→ Brief
What is needed is an exact copy of every entry below, minus the images.

→ Records

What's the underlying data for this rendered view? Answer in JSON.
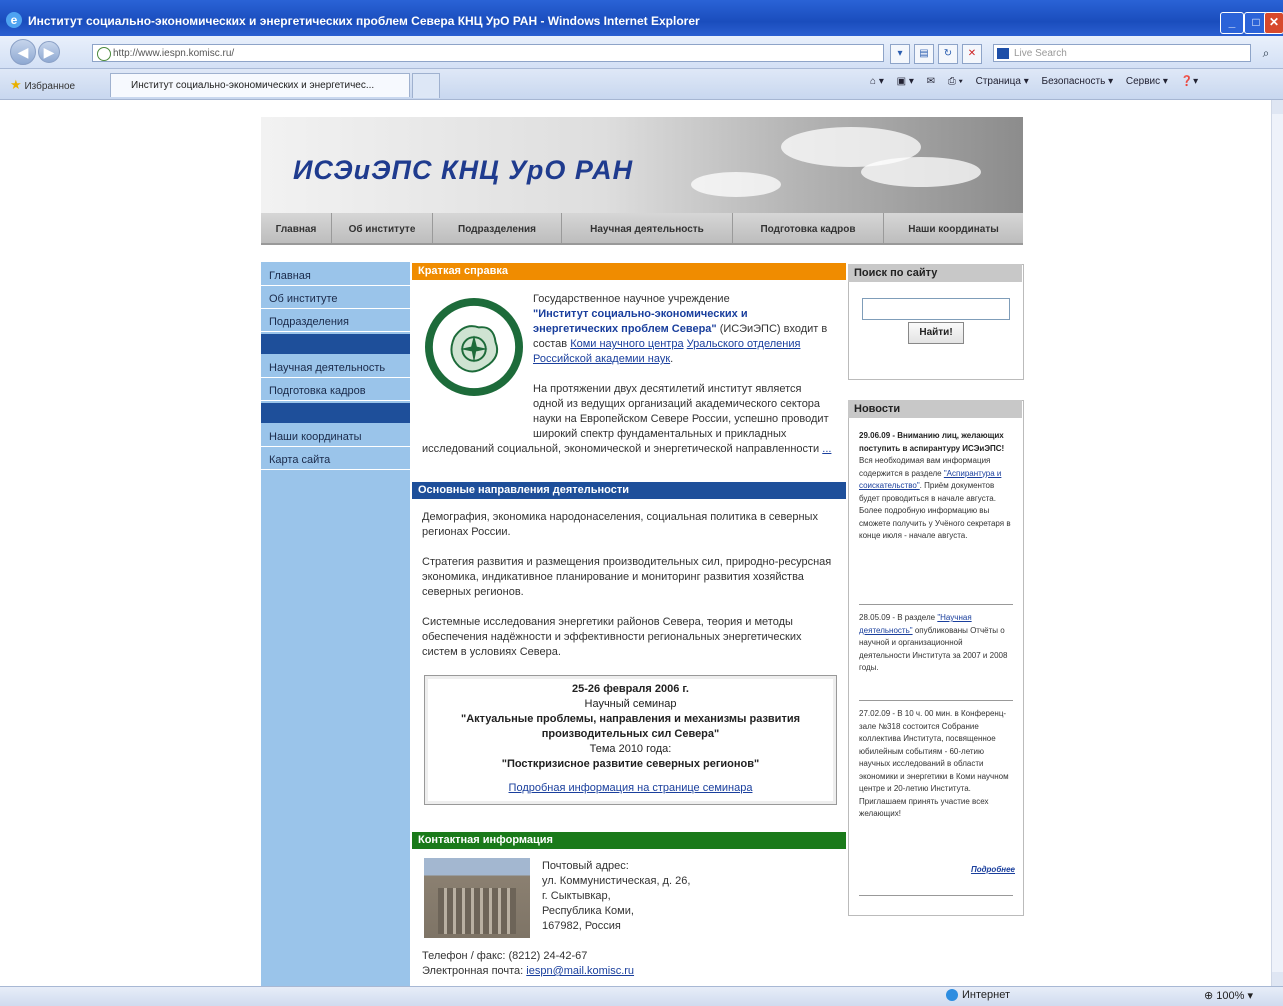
{
  "browser": {
    "window_title": "Институт социально-экономических и энергетических проблем Севера КНЦ УрО РАН - Windows Internet Explorer",
    "url": "http://www.iespn.komisc.ru/",
    "search_placeholder": "Live Search",
    "favorites_label": "Избранное",
    "tab_label": "Институт социально-экономических и энергетичес...",
    "cmd_page": "Страница ▾",
    "cmd_security": "Безопасность ▾",
    "cmd_service": "Сервис ▾",
    "status_zone": "Интернет",
    "zoom": "100%"
  },
  "site": {
    "banner_title": "ИСЭиЭПС КНЦ УрО РАН",
    "top_nav": [
      "Главная",
      "Об институте",
      "Подразделения",
      "Научная деятельность",
      "Подготовка кадров",
      "Наши координаты"
    ],
    "left_menu": {
      "main": "Главная",
      "about": "Об институте",
      "divisions": "Подразделения",
      "science": "Научная деятельность",
      "training": "Подготовка кадров",
      "coords": "Наши координаты",
      "sitemap": "Карта сайта"
    }
  },
  "brief": {
    "heading": "Краткая справка",
    "p1_a": "Государственное научное учреждение",
    "p1_bold": "\"Институт социально-экономических и энергетических проблем Севера\"",
    "p1_b": " (ИСЭиЭПС) входит в состав ",
    "link_komi": "Коми научного центра",
    "link_ural": "Уральского отделения",
    "link_ras": "Российской академии наук",
    "p2": "На протяжении двух десятилетий институт является одной из ведущих организаций академического сектора науки на Европейском Севере России, успешно проводит широкий спектр фундаментальных и прикладных исследований социальной, экономической и энергетической направленности",
    "more_link": "..."
  },
  "directions": {
    "heading": "Основные направления деятельности",
    "p1": "Демография, экономика народонаселения, социальная политика в северных регионах России.",
    "p2": "Стратегия развития и размещения производительных сил, природно-ресурсная экономика, индикативное планирование и мониторинг развития хозяйства северных регионов.",
    "p3": "Системные исследования энергетики районов Севера, теория и методы обеспечения надёжности и эффективности региональных энергетических систем в условиях Севера."
  },
  "seminar": {
    "date": "25-26 февраля 2006 г.",
    "type": "Научный семинар",
    "title": "\"Актуальные проблемы, направления и механизмы развития производительных сил Севера\"",
    "theme_label": "Тема 2010 года:",
    "theme": "\"Посткризисное развитие северных регионов\"",
    "link": "Подробная информация на странице семинара"
  },
  "contacts": {
    "heading": "Контактная информация",
    "address_label": "Почтовый адрес:",
    "street": "ул. Коммунистическая, д. 26,",
    "city": "г. Сыктывкар,",
    "republic": "Республика Коми,",
    "zip_country": "167982, Россия",
    "phone": "Телефон / факс: (8212) 24-42-67",
    "email_label": "Электронная почта: ",
    "email": "iespn@mail.komisc.ru"
  },
  "search_box": {
    "heading": "Поиск по сайту",
    "button": "Найти!"
  },
  "news": {
    "heading": "Новости",
    "item1_date": "29.06.09 - Вниманию лиц, желающих поступить в аспирантуру ИСЭиЭПС!",
    "item1_text_a": " Вся необходимая вам информация содержится в разделе ",
    "item1_link": "\"Аспирантура и соискательство\"",
    "item1_text_b": ". Приём документов будет проводиться в начале августа. Более подробную информацию вы сможете получить у Учёного секретаря в конце июля - начале августа.",
    "item2_a": "28.05.09 - В разделе ",
    "item2_link": "\"Научная деятельность\"",
    "item2_b": " опубликованы Отчёты о научной и организационной деятельности Института за 2007 и 2008 годы.",
    "item3": "27.02.09 - В 10 ч. 00 мин. в Конференц-зале №318 состоится Собрание коллектива Института, посвященное юбилейным событиям - 60-летию научных исследований в области экономики и энергетики в Коми научном центре и 20-летию Института. Приглашаем принять участие всех желающих!",
    "more": "Подробнее"
  }
}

→ Solution below
What's the underlying data for this rendered view? Answer in JSON.
{
  "browser": {
    "window_title": "Институт социально-экономических и энергетических проблем Севера КНЦ УрО РАН - Windows Internet Explorer",
    "url": "http://www.iespn.komisc.ru/",
    "search_placeholder": "Live Search",
    "favorites_label": "Избранное",
    "tab_label": "Институт социально-экономических и энергетичес...",
    "cmd_page": "Страница ▾",
    "cmd_security": "Безопасность ▾",
    "cmd_service": "Сервис ▾",
    "status_zone": "Интернет",
    "zoom": "100%"
  },
  "site": {
    "banner_title": "ИСЭиЭПС КНЦ УрО РАН",
    "top_nav": [
      "Главная",
      "Об институте",
      "Подразделения",
      "Научная деятельность",
      "Подготовка кадров",
      "Наши координаты"
    ],
    "left_menu": {
      "main": "Главная",
      "about": "Об институте",
      "divisions": "Подразделения",
      "science": "Научная деятельность",
      "training": "Подготовка кадров",
      "coords": "Наши координаты",
      "sitemap": "Карта сайта"
    }
  },
  "brief": {
    "heading": "Краткая справка",
    "p1_a": "Государственное научное учреждение",
    "p1_bold": "\"Институт социально-экономических и энергетических проблем Севера\"",
    "p1_b": " (ИСЭиЭПС) входит в состав ",
    "link_komi": "Коми научного центра",
    "link_ural": "Уральского отделения",
    "link_ras": "Российской академии наук",
    "p2": "На протяжении двух десятилетий институт является одной из ведущих организаций академического сектора науки на Европейском Севере России, успешно проводит широкий спектр фундаментальных и прикладных исследований социальной, экономической и энергетической направленности",
    "more_link": "..."
  },
  "directions": {
    "heading": "Основные направления деятельности",
    "p1": "Демография, экономика народонаселения, социальная политика в северных регионах России.",
    "p2": "Стратегия развития и размещения производительных сил, природно-ресурсная экономика, индикативное планирование и мониторинг развития хозяйства северных регионов.",
    "p3": "Системные исследования энергетики районов Севера, теория и методы обеспечения надёжности и эффективности региональных энергетических систем в условиях Севера."
  },
  "seminar": {
    "date": "25-26 февраля 2006 г.",
    "type": "Научный семинар",
    "title": "\"Актуальные проблемы, направления и механизмы развития производительных сил Севера\"",
    "theme_label": "Тема 2010 года:",
    "theme": "\"Посткризисное развитие северных регионов\"",
    "link": "Подробная информация на странице семинара"
  },
  "contacts": {
    "heading": "Контактная информация",
    "address_label": "Почтовый адрес:",
    "street": "ул. Коммунистическая, д. 26,",
    "city": "г. Сыктывкар,",
    "republic": "Республика Коми,",
    "zip_country": "167982, Россия",
    "phone": "Телефон / факс: (8212) 24-42-67",
    "email_label": "Электронная почта: ",
    "email": "iespn@mail.komisc.ru"
  },
  "search_box": {
    "heading": "Поиск по сайту",
    "button": "Найти!"
  },
  "news": {
    "heading": "Новости",
    "item1_date": "29.06.09 - Вниманию лиц, желающих поступить в аспирантуру ИСЭиЭПС!",
    "item1_text_a": " Вся необходимая вам информация содержится в разделе ",
    "item1_link": "\"Аспирантура и соискательство\"",
    "item1_text_b": ". Приём документов будет проводиться в начале августа. Более подробную информацию вы сможете получить у Учёного секретаря в конце июля - начале августа.",
    "item2_a": "28.05.09 - В разделе ",
    "item2_link": "\"Научная деятельность\"",
    "item2_b": " опубликованы Отчёты о научной и организационной деятельности Института за 2007 и 2008 годы.",
    "item3": "27.02.09 - В 10 ч. 00 мин. в Конференц-зале №318 состоится Собрание коллектива Института, посвященное юбилейным событиям - 60-летию научных исследований в области экономики и энергетики в Коми научном центре и 20-летию Института. Приглашаем принять участие всех желающих!",
    "more": "Подробнее"
  }
}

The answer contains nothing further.